  • ninety-five percent of malignant colorectal tumours are adenocarcinomas

Majority of colorectal cancers arise from adenomatous polyps most of which are benign but a few may develop into cancer overtime (1).

Colorectal cancer (cancer of the colon or rectum, or bowel cancer) is the fourth most common cancer in the UK, with over 41,000 new cases diagnosed each year according to Cancer Research UK (3).

Most of the tumours are seen in the left side of colon. The percentage distribution of cases within the large bowel in Great Britain between the years 2007-2009 is as follows:

  • 22% caecum and ascending colon
  • 5% transverse colon
  • 3% descending colon
  • 20% sigmoid colon
  • 7% rectosigmoid junction
  • 27% rectum (2)

Much epidemiologic data for these two carcinomas have been grouped, but other aspects of the two diseases differ sufficiently that the two are discussed individually.

Survival rates have improved over time, with almost 60% of people diagnosed with colorectal cancer surviving for at least 5 years (3)

  • survival is linked to disease stage at presentation, with better survival the earlier the disease is detected and treated.

People with Lynch syndrome have an increased risk of colorectal cancer, with lifetime risk estimated to be between around 50% to 80% (3):

  • main strategy to prevent colorectal cancer in people with Lynch syndrome has been regular screening with colonoscopy and polypectomy. Aspirin has been suggested as another potential prevention strategy for colorectal cancer

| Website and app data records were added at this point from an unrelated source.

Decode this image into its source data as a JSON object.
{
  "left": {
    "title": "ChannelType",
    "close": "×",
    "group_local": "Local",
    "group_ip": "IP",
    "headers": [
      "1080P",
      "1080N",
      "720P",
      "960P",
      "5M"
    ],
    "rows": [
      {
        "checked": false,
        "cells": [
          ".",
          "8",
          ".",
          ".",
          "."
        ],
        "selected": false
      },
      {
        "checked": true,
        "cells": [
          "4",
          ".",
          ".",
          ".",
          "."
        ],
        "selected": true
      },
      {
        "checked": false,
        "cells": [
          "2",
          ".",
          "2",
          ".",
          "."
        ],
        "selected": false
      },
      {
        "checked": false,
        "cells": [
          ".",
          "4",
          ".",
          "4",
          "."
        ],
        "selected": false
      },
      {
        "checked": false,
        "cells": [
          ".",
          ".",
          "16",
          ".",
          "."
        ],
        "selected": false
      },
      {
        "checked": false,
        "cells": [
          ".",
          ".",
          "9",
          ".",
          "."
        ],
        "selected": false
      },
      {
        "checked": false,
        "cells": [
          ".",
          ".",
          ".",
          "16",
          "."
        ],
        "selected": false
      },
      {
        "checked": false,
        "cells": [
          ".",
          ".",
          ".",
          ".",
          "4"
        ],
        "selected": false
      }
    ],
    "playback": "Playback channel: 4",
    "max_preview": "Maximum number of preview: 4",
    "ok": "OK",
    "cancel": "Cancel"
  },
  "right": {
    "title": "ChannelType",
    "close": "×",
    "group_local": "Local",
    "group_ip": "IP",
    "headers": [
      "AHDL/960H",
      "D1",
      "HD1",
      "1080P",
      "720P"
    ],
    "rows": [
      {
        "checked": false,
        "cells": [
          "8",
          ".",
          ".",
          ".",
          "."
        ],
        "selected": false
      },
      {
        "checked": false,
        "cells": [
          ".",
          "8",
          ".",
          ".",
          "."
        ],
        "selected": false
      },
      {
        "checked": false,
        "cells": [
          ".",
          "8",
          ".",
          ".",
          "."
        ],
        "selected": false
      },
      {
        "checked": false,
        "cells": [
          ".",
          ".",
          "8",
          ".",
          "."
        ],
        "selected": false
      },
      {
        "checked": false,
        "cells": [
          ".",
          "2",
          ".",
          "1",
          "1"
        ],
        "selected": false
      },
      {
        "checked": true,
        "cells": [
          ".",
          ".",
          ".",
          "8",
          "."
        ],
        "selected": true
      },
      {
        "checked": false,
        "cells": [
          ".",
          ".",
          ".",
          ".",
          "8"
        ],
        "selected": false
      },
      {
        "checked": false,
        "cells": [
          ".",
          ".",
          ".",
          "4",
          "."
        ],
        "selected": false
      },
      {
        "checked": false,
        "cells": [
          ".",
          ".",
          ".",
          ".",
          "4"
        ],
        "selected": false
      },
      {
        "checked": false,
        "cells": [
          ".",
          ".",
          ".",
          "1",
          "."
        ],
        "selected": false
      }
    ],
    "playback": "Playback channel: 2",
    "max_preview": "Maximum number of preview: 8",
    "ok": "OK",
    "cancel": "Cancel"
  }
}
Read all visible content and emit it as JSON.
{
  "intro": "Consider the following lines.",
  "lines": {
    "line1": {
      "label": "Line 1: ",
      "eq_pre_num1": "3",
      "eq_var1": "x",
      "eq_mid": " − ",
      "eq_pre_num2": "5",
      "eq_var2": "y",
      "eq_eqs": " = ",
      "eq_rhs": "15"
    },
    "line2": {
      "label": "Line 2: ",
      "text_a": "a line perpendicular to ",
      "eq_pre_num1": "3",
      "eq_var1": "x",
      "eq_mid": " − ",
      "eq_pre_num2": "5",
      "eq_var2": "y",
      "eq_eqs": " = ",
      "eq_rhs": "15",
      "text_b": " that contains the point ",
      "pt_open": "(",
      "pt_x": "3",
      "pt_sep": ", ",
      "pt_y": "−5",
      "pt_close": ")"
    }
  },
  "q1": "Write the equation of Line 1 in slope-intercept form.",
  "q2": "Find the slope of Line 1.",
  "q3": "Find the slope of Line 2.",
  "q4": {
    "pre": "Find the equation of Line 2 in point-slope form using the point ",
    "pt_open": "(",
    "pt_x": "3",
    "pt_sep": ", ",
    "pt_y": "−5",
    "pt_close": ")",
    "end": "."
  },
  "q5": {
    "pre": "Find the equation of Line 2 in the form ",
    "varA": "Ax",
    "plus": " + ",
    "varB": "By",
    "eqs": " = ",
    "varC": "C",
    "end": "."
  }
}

People who have been treated for colorectal cancer may have long-term side effects of their treatments. For example, low anterior resection syndrome can have major impact on quality of life and daily living, and it affects around 40% of those who have undergone sphincter-preserving surgery for rectal cancer (3).